clouding your perception? Is there more than one way to look at the situation? Don’t take the truth of your
information for granted.
3. Action. Does your feedback allow the employee to take action – to do something, change something, stop
something? Telling employees that they made a mistake isn’t helpful feedback; explaining what to do in the
future to avoid similar errors is.
4. Necessity. Does the employee really need to hear this? Test yourself by thinking about what would happen if you
didn’t say anything. If the answer is nothing, you may want to think twice before inflicting your feedback on the
--Adapted from: “Flooded With Feedback,” by John Brandt, on IndustryWeek.com
TRY THESE…COMMUNICATIONS HELPERS
Each issue, you will find suggested activities to help you become a better communicator. Start a file for these tips
and access them frequently. After you try them, let us know if you found success by e-mailing
email@example.com. Please also share activities that have worked for you.
1. Build morale one person at a time. One of the best ways to keep morale up starts by simply walking around
your workplace. Make a daily point of finding one person doing his or her job exceptionally well, and tell the

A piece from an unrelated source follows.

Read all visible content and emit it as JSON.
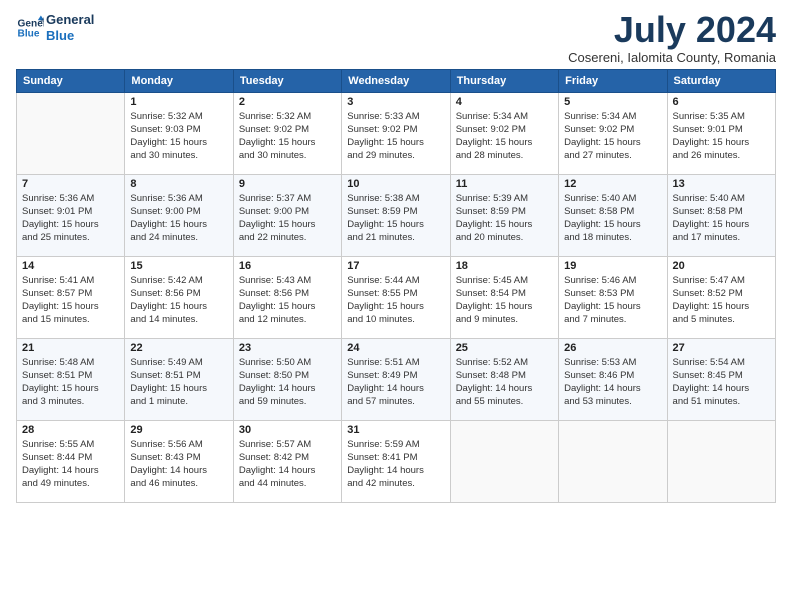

individual how much you appreciate this. Be sincere; don’t gush or embarrass the person. Show a genuine
interest in what he or she is doing, and then quickly move on so it doesn’t look like you are micromanaging.
2. Makeover your meetings. Recognize team accomplishments each week by having team members write down
three good things that they helped make happen. Then at the next team meeting, have each member read what
he or she wrote.
3. Think in new ways. To help your team develop a fresh approach to a problem, try this: Take a common object,
such as a door knob or frying pan. Ask: “Does this have to be this way? How could it be improved?” Tossing
around ideas can reignite the creative spark.
We’re listening! Send us your questions about 2-way communications, comments about 2-Way
Compass or any feedback. Forward them via email to 2-Way Compass editor